A Letter from Pastor Jennifer after the Texas Church Shooting

We are all shaken by this latest incident of horrific violence, especially coming as it does after a long string of horrific violence and especially as the target was a church. It seems like there is so much hatred and bloodshed in our world today. The news is frightening. It's even becoming hard to give attention to these acts of violence because they're almost the new normal. They hurt in an undifferentiated way- not the pain of a single, terrible concert shooting or church shooting, but also the hurt of living in a country where shootings have become part of the culture. Some in the government have stated that it is not appropriate to talk about gun control in the aftermath of a shooting, yet for so long, we have been in the aftermath of a shooting, because they keep coming: Sandy Hook, Pulse, Vegas, and more. And we know that another will come. In part because it seems that there is nothing we can do about gun violence. 

Last Sunday, it happened at a church. We left our own service to discover that the worst shooting in Texas history had occurred at First Baptist Church in Sutherland Springs, Texas, a tiny town outside San Antonio. 26 men, women, and children were killed and many injured.   

Human beings aren’t wired to be afraid all the time. Our brains can’t process this threat. These single shooter murders touch on so much of what frightens us most- they’re unpredictable; we have no control over them. 

At Beavercreek UCC, we are preparing for emergency planning and active shooter training. 

In the meantime, it is important for us to know that there has never been an occurrence of such violence over theology. The Southern Baptist church in Texas where the shooting just took place was the church the shooter's in-laws attended, and he had a history of domestic violence. Black churches, mosques, and synagogues have all been targeted for violence, but that's not about theology. It's about hate. This kind of violence has never happened to a progressive Christian church because it was progressive. Progressive churches have been targeted for vandalism and theft (at probably higher rates than average- though churches in general are often picked out for vandalism and theft).  These shooters have been angry, entitled individuals who want to lash out and hurt others and get their names in the paper, and they have generally chosen random places to attack- churches, schools, nightclubs, shopping centers. It's a strange kind of reassuring that though it could happen at BUCC, since it could happen anywhere, it would not be because of our boldness in welcome.  Nearly 100 people are killed every day by gun violence in this country. The key common denominator is guns. It’s not about what the victims did or did not do. 
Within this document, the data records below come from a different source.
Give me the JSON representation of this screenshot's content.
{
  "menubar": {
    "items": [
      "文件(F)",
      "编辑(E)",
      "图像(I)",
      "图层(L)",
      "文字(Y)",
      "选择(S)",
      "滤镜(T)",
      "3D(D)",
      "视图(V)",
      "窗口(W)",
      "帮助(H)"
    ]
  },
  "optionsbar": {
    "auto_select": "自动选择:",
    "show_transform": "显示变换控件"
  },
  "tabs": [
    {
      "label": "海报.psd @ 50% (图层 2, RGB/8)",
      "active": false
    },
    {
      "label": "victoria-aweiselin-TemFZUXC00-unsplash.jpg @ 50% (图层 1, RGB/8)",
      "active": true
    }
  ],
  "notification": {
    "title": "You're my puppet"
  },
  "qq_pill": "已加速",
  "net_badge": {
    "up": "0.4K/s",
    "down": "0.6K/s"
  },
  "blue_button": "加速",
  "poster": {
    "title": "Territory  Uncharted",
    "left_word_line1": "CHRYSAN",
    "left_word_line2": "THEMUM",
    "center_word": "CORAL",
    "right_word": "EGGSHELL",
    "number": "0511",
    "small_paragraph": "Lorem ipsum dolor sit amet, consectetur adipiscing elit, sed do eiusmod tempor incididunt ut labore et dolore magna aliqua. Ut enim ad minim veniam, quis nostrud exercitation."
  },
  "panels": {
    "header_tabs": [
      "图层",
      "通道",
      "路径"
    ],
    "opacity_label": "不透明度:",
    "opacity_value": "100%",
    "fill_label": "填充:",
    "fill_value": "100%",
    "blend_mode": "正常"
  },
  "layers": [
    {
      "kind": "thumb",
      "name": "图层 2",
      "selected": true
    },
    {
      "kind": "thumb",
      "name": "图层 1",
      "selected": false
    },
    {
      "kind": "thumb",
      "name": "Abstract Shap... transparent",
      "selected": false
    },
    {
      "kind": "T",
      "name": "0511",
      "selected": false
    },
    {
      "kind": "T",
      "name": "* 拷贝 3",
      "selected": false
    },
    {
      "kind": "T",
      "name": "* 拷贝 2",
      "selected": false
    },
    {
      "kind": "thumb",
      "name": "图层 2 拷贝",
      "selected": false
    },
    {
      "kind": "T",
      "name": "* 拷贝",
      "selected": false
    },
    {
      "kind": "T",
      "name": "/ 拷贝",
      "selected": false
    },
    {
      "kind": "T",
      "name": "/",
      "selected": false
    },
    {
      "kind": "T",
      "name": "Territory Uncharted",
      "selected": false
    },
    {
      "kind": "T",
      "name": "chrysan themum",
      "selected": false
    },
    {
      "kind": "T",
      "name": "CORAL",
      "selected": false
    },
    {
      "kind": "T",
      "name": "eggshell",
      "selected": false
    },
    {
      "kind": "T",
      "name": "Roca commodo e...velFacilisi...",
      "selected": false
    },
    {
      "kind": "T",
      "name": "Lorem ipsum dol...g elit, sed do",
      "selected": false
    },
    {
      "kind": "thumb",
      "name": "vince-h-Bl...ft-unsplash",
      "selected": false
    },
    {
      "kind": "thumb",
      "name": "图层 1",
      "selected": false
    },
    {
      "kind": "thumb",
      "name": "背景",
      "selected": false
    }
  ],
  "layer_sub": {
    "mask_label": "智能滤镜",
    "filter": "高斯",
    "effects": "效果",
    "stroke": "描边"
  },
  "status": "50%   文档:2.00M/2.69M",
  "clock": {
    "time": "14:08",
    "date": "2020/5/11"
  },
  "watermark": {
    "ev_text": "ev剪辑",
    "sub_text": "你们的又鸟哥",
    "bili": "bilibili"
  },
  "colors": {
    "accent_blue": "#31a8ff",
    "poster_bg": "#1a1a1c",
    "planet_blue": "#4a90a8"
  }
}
Jesus says repeatedly in the gospels, “Do not be afraid”. It’s an important theme throughout the Bible, in the Hebrew and Christian scriptures. Christ told us to love, love God and love neighbor, and love generously, but he knew that fear pushes out love. Love is the central theme of our faith, and Jesus understood that courage is the only way to have love. So do not be afraid. Fear keeps us from deep love, from generous giving, from visionary dreaming. When we are afraid, we cannot risk, and love is risk. 1 John 4:8 tells us that love drives out fear, but the reverse is true as well. Fear drives out love. They cannot co-exist. 

Following Jesus has always been risky. He warned us of this. It makes so much sense to be afraid in this climate. I get that. I don't know how this has become the world we live in. I don't want to let that fear make us smaller though. That is not who we are called to be. In Man's Search for Meaning, Viktor Frankl wrote that “fear makes come true that which one is afraid of.” We can see this around us. Fear of immigrants, of difference, of the other- and the more we believe other people- God’s beloveds- are unlike us, the more we separate ourselves. 

It makes sense to make a safety plan, and we will do this, yet what our world needs is more courage, more love, more integrity, more audacious witness.  We must be aware; we must be concerned; we must try to make change, in our culture and our guns laws; we must not be terrified or paralyzed. 

Emmanuel means “God with us.” Jesus coming to earth, which we celebrate next month, is the story of a God who leaves the comfort, the security, of heaven to join the suffering on earth. Along with Christians around the world, we identify with a victim of violence —a nonviolent, merciful, forgiving, and grace-filled victim. This is perhaps one of the most radical teachings of our faith, turning the wisdom and priorities of this world upside down. 

Nelson Mandela said, “May your choices reflect your hopes, not your fears.” So may our choices reflect our hope, our faith, and our love. 

God’s Peace,

Pastor Jennifer